Med Sci Monit 2010; 16(11): CR563-566
Background: Heart transplantation is an established treatment for advanced heart failure. Heart transplant recipients experience a number of complications related to pharmacological immunosuppression and infections. Chronic kidney disease (CKD) is an important long-term complication of all forms of organ transplantation other than renal. It has been shown that a GFR <60ml/min is predictive of premature cardiovascular death. The aim of our study was to assess kidney function in relation to the type of immunosuppression regimen used.

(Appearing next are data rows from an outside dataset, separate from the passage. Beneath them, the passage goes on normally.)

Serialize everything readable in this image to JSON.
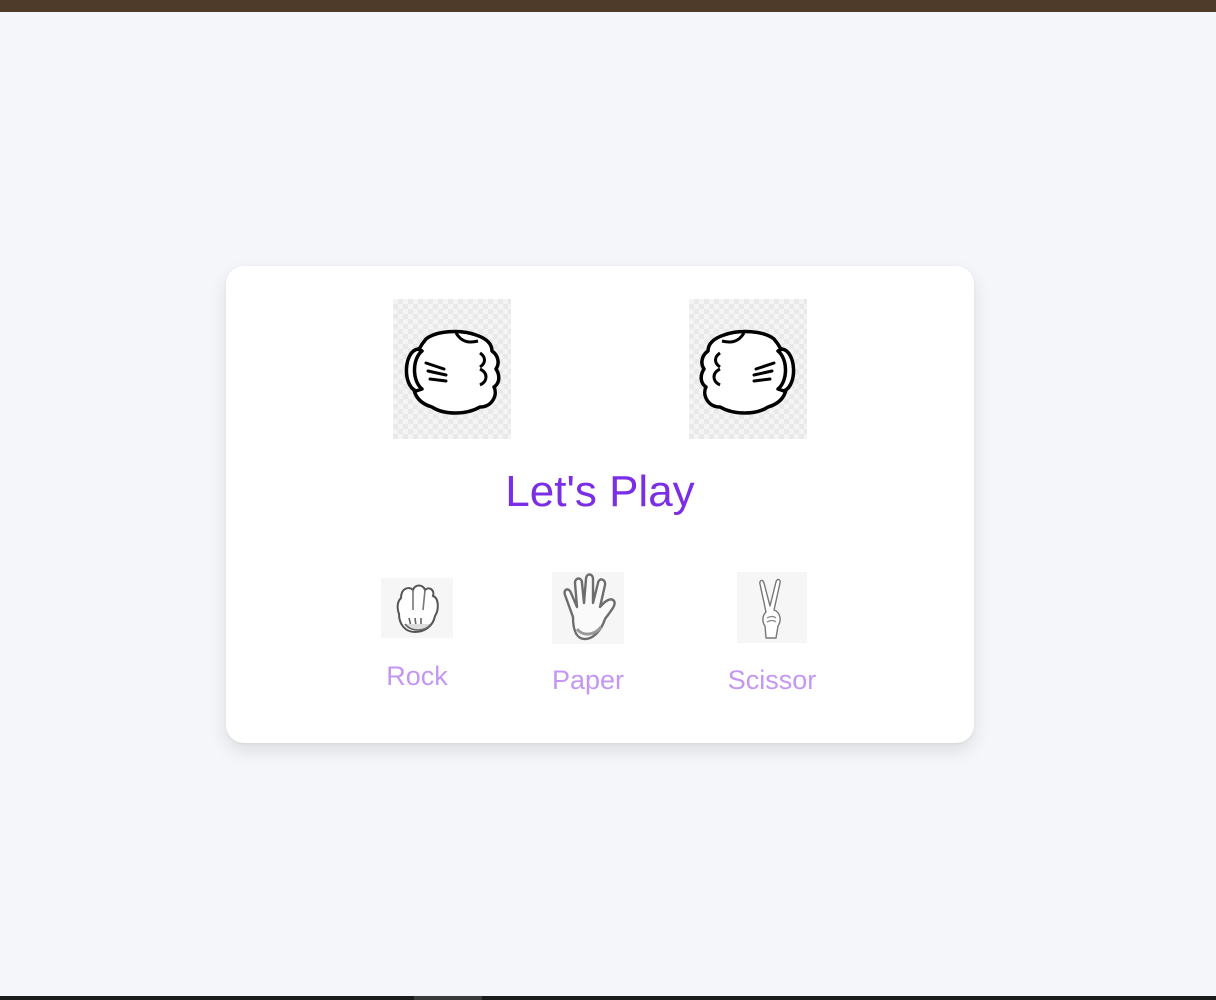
{
  "game": {
    "title": "Let's Play",
    "player_hand": "rock-fist-icon",
    "computer_hand": "rock-fist-icon",
    "choices": [
      {
        "label": "Rock",
        "icon": "rock-glove-icon"
      },
      {
        "label": "Paper",
        "icon": "paper-hand-icon"
      },
      {
        "label": "Scissor",
        "icon": "scissor-hand-icon"
      }
    ]
  },
  "colors": {
    "title": "#7a2ee6",
    "choice_label": "#c497f2",
    "background": "#f5f6fa",
    "top_bar": "#4e3b29"
  }
}
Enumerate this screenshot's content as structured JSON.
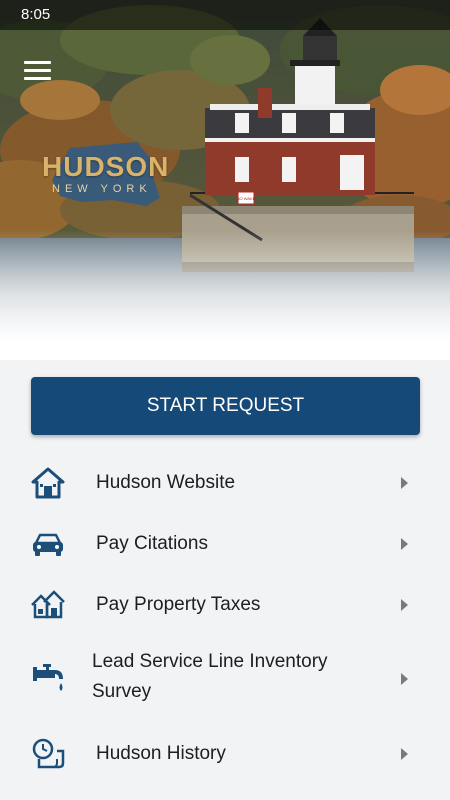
{
  "status_bar": {
    "time": "8:05"
  },
  "header": {
    "logo_title": "HUDSON",
    "logo_subtitle": "NEW YORK",
    "sign_text": "NO WAKE"
  },
  "colors": {
    "primary": "#154a78",
    "icon": "#1b4f7a",
    "chevron": "#7a7a7a",
    "logo_gold": "#d9b36a"
  },
  "start_request": {
    "label": "START REQUEST"
  },
  "menu": [
    {
      "label": "Hudson Website",
      "icon": "home-icon"
    },
    {
      "label": "Pay Citations",
      "icon": "car-icon"
    },
    {
      "label": "Pay Property Taxes",
      "icon": "houses-icon"
    },
    {
      "label": "Lead Service Line Inventory Survey",
      "icon": "faucet-icon"
    },
    {
      "label": "Hudson History",
      "icon": "history-clock-icon"
    }
  ]
}
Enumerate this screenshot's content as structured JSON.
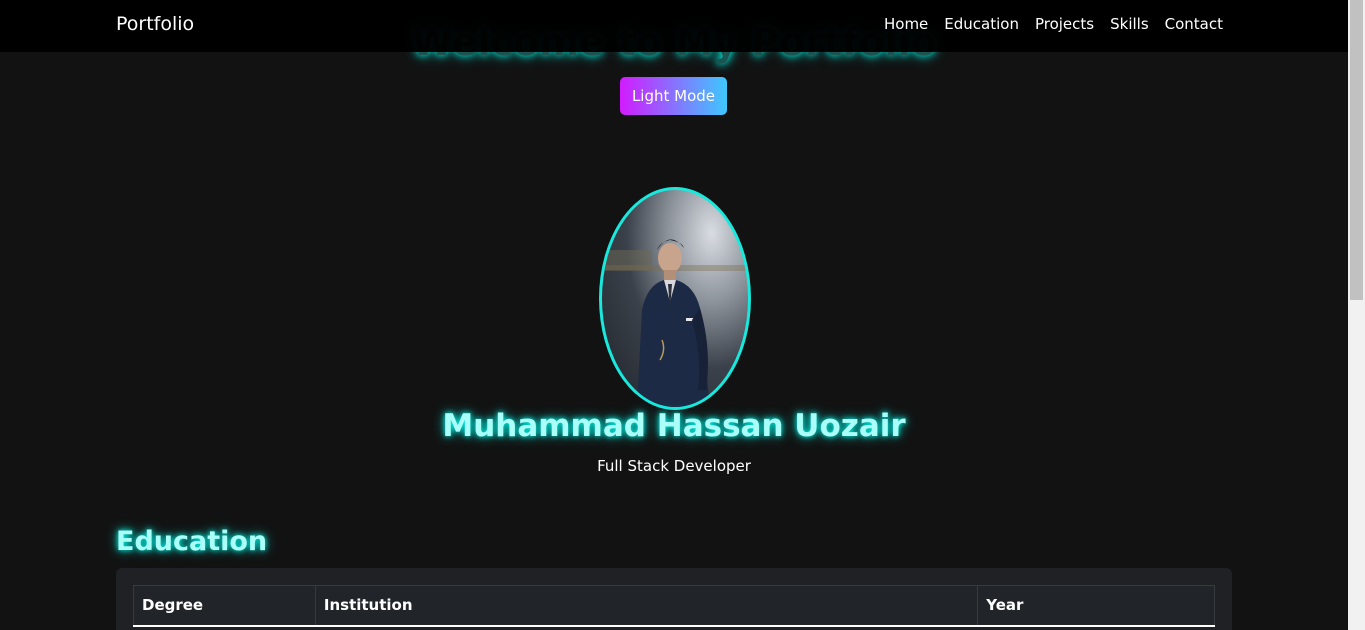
{
  "navbar": {
    "brand": "Portfolio",
    "links": [
      "Home",
      "Education",
      "Projects",
      "Skills",
      "Contact"
    ]
  },
  "hero": {
    "title": "Welcome to My Portfolio",
    "mode_button_label": "Light Mode"
  },
  "profile": {
    "name": "Muhammad Hassan Uozair",
    "role": "Full Stack Developer"
  },
  "education": {
    "title": "Education",
    "table_headers": [
      "Degree",
      "Institution",
      "Year"
    ]
  },
  "colors": {
    "background": "#121212",
    "accent_glow": "#00fff0",
    "button_gradient_start": "#d21bff",
    "button_gradient_end": "#3ec8ff"
  }
}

Material/Methods: We analyzed 169 patients who underwent their first orthotopic heart transplant. The immunosuppressive regimen of prevalent patients consisted of tacrolimus (n=60), cyclosporine (n=109), in combination with mycophenolate mofetil (n=134), azathioprine (n=4), everolimus (n=28) or sirolimus (n=8). GFR was estimated using 3 formulae: CKD-EPI, MDRD and the Cockcroft-Gault. Complete blood count, urea, serum lipids, fasting glucose, creatinine, and NT-proBNP were also analyzed.
Results: In patients treated with tacrolimus, we observed a higher eGFR (all formulae), a greater 24-hour creatinine clearance, and lower serum cholesterol, LDL-cholesterol and triglyceride values than in patients treated with cyclosporine. Patients treated with tacrolimus were younger than those treated with cyclosporine. However, the time elapsed after OHT was similar in both groups. The prevalence of CKD (eGFR <60 ml/min) in the tacrolimus-treated patients was 45%, whereas in the cyclosporine treated group it was 87% (p<0.01).
Conclusions: The prevalence of CKD is high in heart transplant recipients. Tacrolimus-based immunosuppression was associated with better kidney function and more favorable lipid profile. Evaluation of renal function is important in order to select the appropriate strategy by individually tailored therapy to achieve the best possible outcomes.